Instead of outlining the length of the Contract, the Contract
should clearly state that the Booth Renter is solely responsible
for any and all taxes due to the State and IRS.
The only problem we have with Booth Renters is that they want
to be Booth Renters for tax purposes but they want to be
Employees when it comes to advertising, how things are run
and getting new business.
As a Booth Renter, you are responsible for paying estimated
quarterly taxes. Instead of paying your tax debt by April 15,
Booth Renters need to make four payments, one for each
quarter of earnings.
Salon Owners should make sure that all Renters get a Form
1099 at the end of the year, which is another way to prove
that even on their taxes, they're agreeing that they're renting
space from you.
Coming to Terms and Compensation
The Compensation Section should include the Amount of Rent
that is to be paid each month, or as in some cases, each week.
One of the most important sections is the terms of the Contract.
The terms should clearly outline how long the Contract is for. It's
advised to secure one for at least six months to a year.
We highly recommend that the shortest period of time in a
Contract be month to month, just like renting an apartment.
This means that the rent would be paid monthly at the first
of the month. However, the best scenario would be to have a
Lease for at least a one-year period.
In order to distinguish the Landlord and Booth Renter, it's
necessary to list how Rent is paid. Both IRS and State Agencies
consider it crucial how Rent is paid. For auditing purposes, the
Salon cannot accept the Booth Renter's Client checks as Rent
Salon Owners should only collect rent from the Booth Renter.
Also, Booth Renters have to collect their own money for
services rendered. To comply with both State and Federal
guidelines, every Booth Renter must keep a cash bag and
enough change on hand to accommodate his/her Clients.
Although the Contract you choose is at the Booth Renter and
Salon Owner's own discretion, this will be the section that the
IRS and State Agencies will look at first. You'll want to have
clearly defined provisions to protect your assets.
A Booth Renter will want to have his/her own Insurance Policy,
including both Liability and Professional Coverage. In case of the
unforeseen, a policy will protect you.

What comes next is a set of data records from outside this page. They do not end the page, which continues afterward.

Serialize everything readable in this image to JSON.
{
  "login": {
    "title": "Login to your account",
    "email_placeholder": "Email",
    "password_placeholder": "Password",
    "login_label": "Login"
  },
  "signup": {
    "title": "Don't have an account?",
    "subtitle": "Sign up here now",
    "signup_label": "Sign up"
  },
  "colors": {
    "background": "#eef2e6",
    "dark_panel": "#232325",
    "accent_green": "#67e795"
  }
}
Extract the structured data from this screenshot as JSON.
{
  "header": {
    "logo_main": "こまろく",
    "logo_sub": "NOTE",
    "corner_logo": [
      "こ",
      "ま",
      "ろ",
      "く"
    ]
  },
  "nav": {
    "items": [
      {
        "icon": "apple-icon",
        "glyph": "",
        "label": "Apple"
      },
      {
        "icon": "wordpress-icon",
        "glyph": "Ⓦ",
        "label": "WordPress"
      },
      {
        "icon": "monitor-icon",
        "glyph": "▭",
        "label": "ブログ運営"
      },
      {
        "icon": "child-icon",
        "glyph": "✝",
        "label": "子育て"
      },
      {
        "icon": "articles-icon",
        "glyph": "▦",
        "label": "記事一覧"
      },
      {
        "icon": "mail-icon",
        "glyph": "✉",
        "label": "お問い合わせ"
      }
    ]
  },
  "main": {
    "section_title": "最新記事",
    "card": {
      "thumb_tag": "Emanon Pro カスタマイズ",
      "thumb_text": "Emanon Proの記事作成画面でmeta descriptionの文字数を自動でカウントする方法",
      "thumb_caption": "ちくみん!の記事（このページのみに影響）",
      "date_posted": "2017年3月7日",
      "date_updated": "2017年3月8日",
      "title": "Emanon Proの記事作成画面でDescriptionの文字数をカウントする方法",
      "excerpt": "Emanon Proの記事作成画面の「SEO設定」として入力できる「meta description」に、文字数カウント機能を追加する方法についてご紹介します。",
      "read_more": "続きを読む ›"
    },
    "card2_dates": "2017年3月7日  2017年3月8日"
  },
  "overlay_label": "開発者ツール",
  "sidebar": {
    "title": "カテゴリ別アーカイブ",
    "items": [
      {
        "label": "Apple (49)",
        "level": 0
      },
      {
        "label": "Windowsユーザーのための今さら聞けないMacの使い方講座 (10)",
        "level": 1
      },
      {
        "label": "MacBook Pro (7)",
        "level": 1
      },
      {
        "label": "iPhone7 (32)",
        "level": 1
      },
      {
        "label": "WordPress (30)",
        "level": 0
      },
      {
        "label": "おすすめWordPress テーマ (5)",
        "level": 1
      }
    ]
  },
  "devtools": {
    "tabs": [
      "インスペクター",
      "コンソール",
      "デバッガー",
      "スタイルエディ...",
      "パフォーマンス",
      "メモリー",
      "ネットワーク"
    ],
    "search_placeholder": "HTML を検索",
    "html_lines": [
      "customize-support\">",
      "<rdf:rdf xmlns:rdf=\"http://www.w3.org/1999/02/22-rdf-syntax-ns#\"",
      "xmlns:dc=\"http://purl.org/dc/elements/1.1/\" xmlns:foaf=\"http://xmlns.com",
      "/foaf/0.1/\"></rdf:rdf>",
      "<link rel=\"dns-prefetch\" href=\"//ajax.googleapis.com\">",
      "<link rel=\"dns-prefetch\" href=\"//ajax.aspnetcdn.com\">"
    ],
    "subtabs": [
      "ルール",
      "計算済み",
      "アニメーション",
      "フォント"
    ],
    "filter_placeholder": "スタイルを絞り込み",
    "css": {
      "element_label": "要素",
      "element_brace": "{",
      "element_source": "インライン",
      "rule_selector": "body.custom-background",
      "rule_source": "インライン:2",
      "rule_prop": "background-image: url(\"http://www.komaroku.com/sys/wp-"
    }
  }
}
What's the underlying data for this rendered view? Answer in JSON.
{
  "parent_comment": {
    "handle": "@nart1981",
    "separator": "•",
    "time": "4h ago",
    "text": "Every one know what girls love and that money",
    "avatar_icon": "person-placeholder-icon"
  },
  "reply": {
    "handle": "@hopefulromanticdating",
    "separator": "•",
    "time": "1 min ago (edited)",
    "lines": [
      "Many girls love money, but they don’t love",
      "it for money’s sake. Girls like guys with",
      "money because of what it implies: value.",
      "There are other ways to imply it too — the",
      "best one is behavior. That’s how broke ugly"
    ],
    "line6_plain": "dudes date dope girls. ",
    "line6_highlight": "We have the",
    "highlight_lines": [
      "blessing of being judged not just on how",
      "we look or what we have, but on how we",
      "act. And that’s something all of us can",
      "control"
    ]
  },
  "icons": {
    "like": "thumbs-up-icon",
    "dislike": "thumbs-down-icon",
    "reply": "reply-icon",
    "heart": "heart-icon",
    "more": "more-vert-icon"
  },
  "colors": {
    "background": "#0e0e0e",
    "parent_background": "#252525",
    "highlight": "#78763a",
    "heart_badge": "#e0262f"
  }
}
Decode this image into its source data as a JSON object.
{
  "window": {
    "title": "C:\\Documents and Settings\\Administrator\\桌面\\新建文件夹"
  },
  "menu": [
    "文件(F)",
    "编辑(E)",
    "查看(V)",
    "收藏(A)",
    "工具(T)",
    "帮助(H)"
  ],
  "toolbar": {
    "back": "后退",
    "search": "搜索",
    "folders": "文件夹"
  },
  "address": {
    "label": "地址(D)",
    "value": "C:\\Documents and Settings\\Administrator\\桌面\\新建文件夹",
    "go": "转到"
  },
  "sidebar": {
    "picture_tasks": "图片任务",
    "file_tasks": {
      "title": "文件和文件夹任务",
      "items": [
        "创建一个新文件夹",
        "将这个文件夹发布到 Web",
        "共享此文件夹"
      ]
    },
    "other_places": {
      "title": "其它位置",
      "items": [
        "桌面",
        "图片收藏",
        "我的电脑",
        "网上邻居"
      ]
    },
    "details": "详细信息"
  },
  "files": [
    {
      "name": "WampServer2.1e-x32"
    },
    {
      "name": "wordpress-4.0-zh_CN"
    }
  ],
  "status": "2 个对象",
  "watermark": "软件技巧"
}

If Clients injure themselves
in the Salon, both the Salon Owner and Booth Renter can be held
The Contract should clearly state that the Booth Renter needs to
supply a copy of his/her Liability Insurance prior to the first day of
work and that the Insurance needs to be active throughout the
entire rental time.
A smart option is to state in the Insurance clause that the
Booth Renter, at his/her expense, shall maintain Public Liability
Insurance, including Bodily Damage and Property Damage.
Tools and Supplies
In most cases, Booth Renters are required to supply all of the
Tools and Products necessary to perform Services. You can
incorporate a Clause into the Contract that states this.
Booth Renters are also responsible for generating new
Clientele and advertising their Services. However, Booth Renters
and the Salon Owner may choose to do this together.
Consider Your Options
Whether you choose to write your own Lease for your Booth Renter
or have a Lawyer or Management Company do it for you,
remember that there have been very few cases where a Contract
was taken to Court simply because an issue was left out.
In most cases, an audit will come from a Salon Owner and Booth Renter
that have no Contract at all.
In most of these cases, usually the Salon Owners will lose because
the lack of a valid Contract usually points in the direction of the Booth Renter
being an Employee of the Salon Owner.
When it comes to a Contract, be sure to have a Consultant review it,
whether it was just drawn up or it was an existing Contract.
Remember, a Contract is the first thing that the IRS will want to review.